(Task prompt):
Copy exactly the lines starting at the one that contains "Give me the" and running through the end of the material below. Exclude any pictures.

(Extracted material):
Segment Open
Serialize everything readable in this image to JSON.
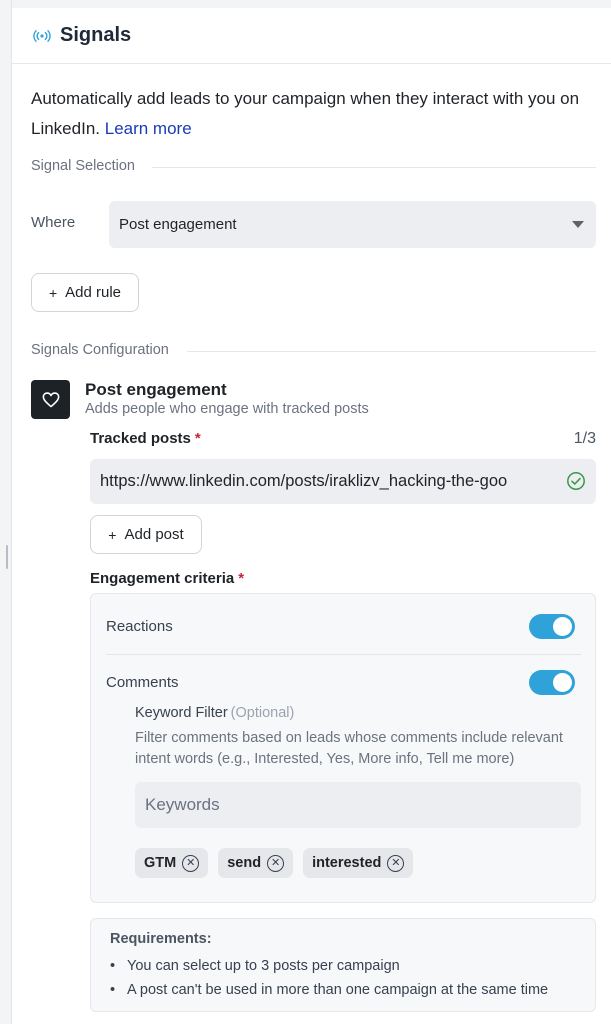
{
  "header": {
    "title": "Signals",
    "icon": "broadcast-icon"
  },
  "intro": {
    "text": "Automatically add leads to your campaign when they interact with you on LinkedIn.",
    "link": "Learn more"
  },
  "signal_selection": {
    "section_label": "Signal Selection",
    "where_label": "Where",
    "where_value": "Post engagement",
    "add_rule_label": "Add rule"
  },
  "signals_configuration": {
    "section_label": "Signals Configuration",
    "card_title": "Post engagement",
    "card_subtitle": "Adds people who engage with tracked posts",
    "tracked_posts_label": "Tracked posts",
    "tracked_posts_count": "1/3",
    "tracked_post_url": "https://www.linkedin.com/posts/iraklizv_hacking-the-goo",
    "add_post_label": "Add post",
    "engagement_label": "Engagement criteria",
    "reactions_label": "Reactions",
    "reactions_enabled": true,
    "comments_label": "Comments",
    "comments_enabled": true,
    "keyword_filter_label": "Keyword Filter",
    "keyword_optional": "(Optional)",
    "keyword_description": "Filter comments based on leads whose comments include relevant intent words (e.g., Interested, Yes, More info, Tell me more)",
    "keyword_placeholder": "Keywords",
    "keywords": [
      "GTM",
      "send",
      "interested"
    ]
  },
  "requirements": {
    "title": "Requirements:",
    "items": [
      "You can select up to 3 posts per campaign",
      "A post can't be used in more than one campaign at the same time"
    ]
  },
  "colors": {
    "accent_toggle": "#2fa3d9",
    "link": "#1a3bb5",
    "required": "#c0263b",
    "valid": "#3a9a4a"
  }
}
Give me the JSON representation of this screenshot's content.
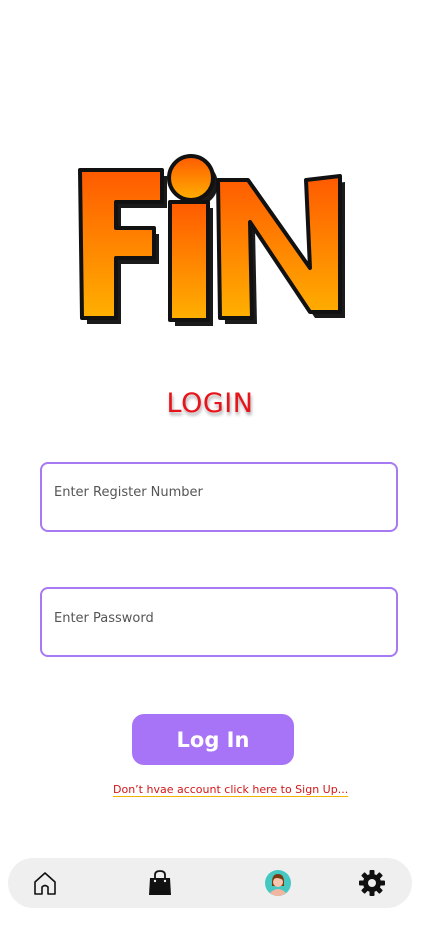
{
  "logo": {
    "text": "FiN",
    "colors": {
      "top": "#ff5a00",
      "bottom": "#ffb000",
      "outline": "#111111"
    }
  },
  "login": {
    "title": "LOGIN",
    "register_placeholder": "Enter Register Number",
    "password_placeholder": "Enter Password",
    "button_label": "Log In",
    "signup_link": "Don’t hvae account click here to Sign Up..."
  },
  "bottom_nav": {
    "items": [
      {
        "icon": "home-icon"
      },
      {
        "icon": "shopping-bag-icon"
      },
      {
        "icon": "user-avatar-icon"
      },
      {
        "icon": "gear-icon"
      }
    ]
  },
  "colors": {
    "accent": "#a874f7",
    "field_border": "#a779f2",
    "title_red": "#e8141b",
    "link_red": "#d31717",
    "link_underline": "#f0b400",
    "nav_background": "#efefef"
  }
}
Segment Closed
(Answer to this problem):
Give me the JSON representation of this screenshot's content.
{
  "logo": {
    "text": "FiN",
    "colors": {
      "top": "#ff5a00",
      "bottom": "#ffb000",
      "outline": "#111111"
    }
  },
  "login": {
    "title": "LOGIN",
    "register_placeholder": "Enter Register Number",
    "password_placeholder": "Enter Password",
    "button_label": "Log In",
    "signup_link": "Don’t hvae account click here to Sign Up..."
  },
  "bottom_nav": {
    "items": [
      {
        "icon": "home-icon"
      },
      {
        "icon": "shopping-bag-icon"
      },
      {
        "icon": "user-avatar-icon"
      },
      {
        "icon": "gear-icon"
      }
    ]
  },
  "colors": {
    "accent": "#a874f7",
    "field_border": "#a779f2",
    "title_red": "#e8141b",
    "link_red": "#d31717",
    "link_underline": "#f0b400",
    "nav_background": "#efefef"
  }
}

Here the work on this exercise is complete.